If you don’t have them set, the first thing to do is to get back to default colors. At this point, select font and size, type your message and compose it within your document (I couldn’t propose any other message!). I’ve chosen a very classic font called Myriad Pro (you can find it here: http://www.cufonfonts.com/it/font/492/myriad-pro) and I’ve filled the type with a color of my choice (I think white could be good). I’ve also given it a 1 point stroke.
If you examine the stroke carefully, you’ll see this goes into the type and out of the type, that means into the letters and out of the letters. Why? Simply because the stroke is by default centered on the path outlines for every letter forms.
Step 2: Stroke it
As your second step, open the Stroke panel and change the weight value from 1 to 3 points.
As you can see, the given result is awful because the stroke is leaking into the letters.
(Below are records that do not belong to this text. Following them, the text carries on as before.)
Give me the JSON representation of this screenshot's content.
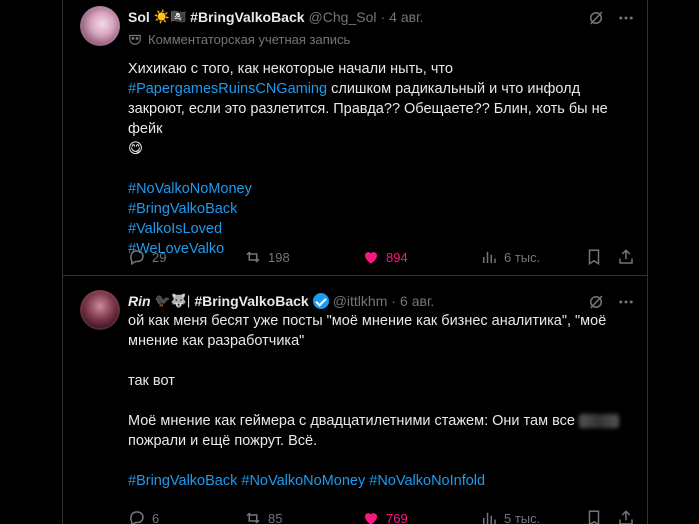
{
  "tweets": [
    {
      "author": {
        "name": "Sol",
        "emojis": "☀️🏴‍☠️",
        "display_tag": "#BringValkoBack",
        "handle": "@Chg_Sol",
        "date": "4 авг."
      },
      "sub_label": "Комментаторская учетная запись",
      "text_lines": [
        "Хихикаю с того, как некоторые начали ныть, что",
        "#PapergamesRuinsCNGaming",
        "слишком радикальный и что инфолд",
        "закроют, если это разлетится. Правда?? Обещаете?? Блин, хоть бы не фейк",
        "😋"
      ],
      "hashtags": [
        "#NoValkoNoMoney",
        "#BringValkoBack",
        "#ValkoIsLoved",
        "#WeLoveValko"
      ],
      "stats": {
        "replies": "29",
        "retweets": "198",
        "likes": "894",
        "views": "6 тыс."
      }
    },
    {
      "author": {
        "name": "Rin",
        "emojis": "🐦‍⬛🐺|",
        "display_tag": "#BringValkoBack",
        "handle": "@ittlkhm",
        "date": "6 авг."
      },
      "text_lines": [
        "ой как меня бесят уже посты \"моё мнение как бизнес аналитика\", \"моё",
        "мнение как разработчика\"",
        "так вот",
        "Моё мнение как геймера с двадцатилетними стажем: Они там все",
        "пожрали и ещё пожрут. Всё."
      ],
      "hashtags": [
        "#BringValkoBack",
        "#NoValkoNoMoney",
        "#NoValkoNoInfold"
      ],
      "stats": {
        "replies": "6",
        "retweets": "85",
        "likes": "769",
        "views": "5 тыс."
      }
    }
  ],
  "colors": {
    "background": "#000000",
    "text": "#e7e9ea",
    "muted": "#71767b",
    "link": "#1d9bf0",
    "like": "#f91880",
    "border": "#2f3336"
  },
  "icons": [
    "grok-icon",
    "more-icon",
    "reply-icon",
    "retweet-icon",
    "heart-filled-icon",
    "views-icon",
    "bookmark-icon",
    "share-icon",
    "verified-badge-icon",
    "mask-icon"
  ]
}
The Appearance panel is the simplest way to correct this. All you have to do is to grab the fill and move it on top of the stroke.
Can you seen the change? Now the effect is surely better. Remember that even for very simple text aligning effect you have to work inside the appearance panel.
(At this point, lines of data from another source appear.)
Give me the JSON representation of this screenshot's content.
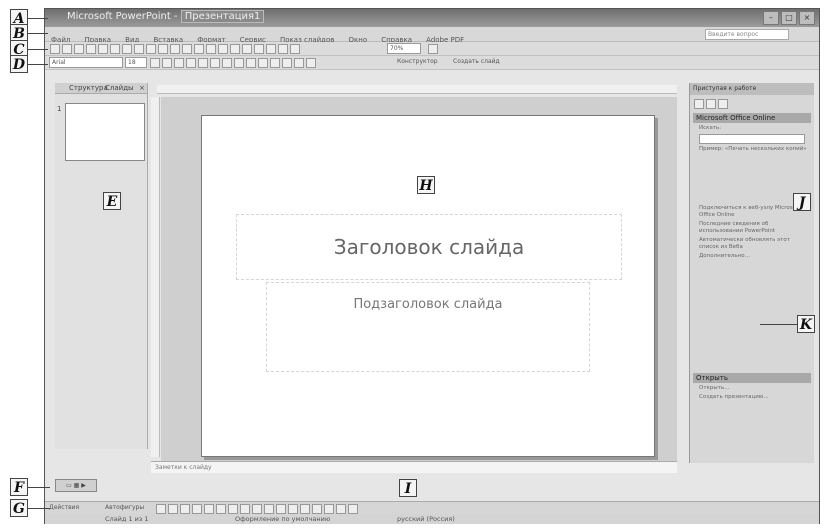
{
  "window": {
    "app_title": "Microsoft PowerPoint",
    "doc_title": "Презентация1"
  },
  "menu": {
    "items": [
      "Файл",
      "Правка",
      "Вид",
      "Вставка",
      "Формат",
      "Сервис",
      "Показ слайдов",
      "Окно",
      "Справка",
      "Adobe PDF"
    ],
    "search_placeholder": "Введите вопрос"
  },
  "formatting": {
    "font_name": "Arial",
    "font_size": "18",
    "design_label": "Конструктор",
    "new_slide_label": "Создать слайд",
    "zoom": "70%"
  },
  "left_pane": {
    "tab_outline": "Структура",
    "tab_slides": "Слайды",
    "slide_number": "1"
  },
  "slide": {
    "title": "Заголовок слайда",
    "subtitle": "Подзаголовок слайда"
  },
  "notes": {
    "placeholder": "Заметки к слайду"
  },
  "task_pane": {
    "header": "Приступая к работе",
    "section1": "Microsoft Office Online",
    "section2": "Открыть",
    "search_label": "Искать:",
    "example": "Пример: «Печать нескольких копий»",
    "links": [
      "Подключиться к веб-узлу Microsoft Office Online",
      "Последние сведения об использовании PowerPoint",
      "Автоматически обновлять этот список из Веба"
    ],
    "more": "Дополнительно...",
    "open_links": [
      "Открыть...",
      "Создать презентацию..."
    ]
  },
  "drawing": {
    "actions_label": "Действия",
    "autoshapes_label": "Автофигуры"
  },
  "status": {
    "slide": "Слайд 1 из 1",
    "design": "Оформление по умолчанию",
    "language": "русский (Россия)"
  },
  "callouts": {
    "A": "A",
    "B": "B",
    "C": "C",
    "D": "D",
    "E": "E",
    "F": "F",
    "G": "G",
    "H": "H",
    "I": "I",
    "J": "J",
    "K": "K"
  }
}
Step 3: Time to Transform!
Put the Fill on top because by default the stroke is always on top and, after having the stroke selected, go to Effect > Distort & Transform > Transform.
The Transform effect is very useful for a great number of purposes. Let’s see how it works changing in the dialog box the values for Horizontal and Vertical, entering for both of them 0.35 points. Moreover, change the value to negative and see what happens: the strokes moved down and to the left. Press Ok in order to apply the effect.
Step 4: Layering your strokes
Let’s add another stroke. With the stroke active inside the Appearance panel, click on the Duplicate Selected Item icon (the second from the right) and next select the brand new stroke item you’ve just created. In order to make the difference more visible, you should change the color (I’ve chosen the color #69D2E7 ) and the line weight (which has been doubled and set at 6 points).
What happened? There’s a thicker stroke. What now? Double click on Transform and raise the values (I’ve set the value -0.75 both in Horizontal and Vertical) and click Ok to apply the change.
Step 5: Rinse and repeat
Now, repeat the same operation for our third stroke: with this stroke item selected, click on the new icon at the bottom of the Appearance panel. Click on stroke and put the line weight value on 9 points and change the color (after light blue, it’s the turn of green #8A9B0F).
Finally, put on stroke, double click on Transform, and change the value to 3 points.
Finished! Do you like this beveled effect to our letters?
I hope so. But this is not the end because it’s time to start the second task of this exercise. With the help of Transform and Pucker & Bloat we’ll see how to develop this simple text into a high-impact graphic design.
Step 5: Pucker up
In the Appearance panel, click the top item Type to make the entire text object active.
Select Effect > Distort & Transform > Pucker & Bloat.
In dialog box enter a value of -20% and click OK.
It is amazing, isn’t it?
And you can apply the effect as many times as you like. But remember that firstly you have to click the Fill item to make it active and then choose the first command in the Effect menu called Apply Pucker & Bloat in order to reapply the last-used effect.
What you see below is the final result of the tutorial.
In this article you have seen how simple and powerful is the Transform Effect in Adobe Illustrator and how a correct use can improve the appearance of the every personal and professional project. Give it a try and enjoy yourself by combining this with other effects you already know.
I have a Bachelor's degree in European languages, cultures, and literature from the University of Naples. I'm passionate about graphics and web design, and for several years I've been working on projects and designs for many companies. I'm a writer for the Audero User Group; my specialties are HTML, CSS, Web Design, and Adobe Photoshop.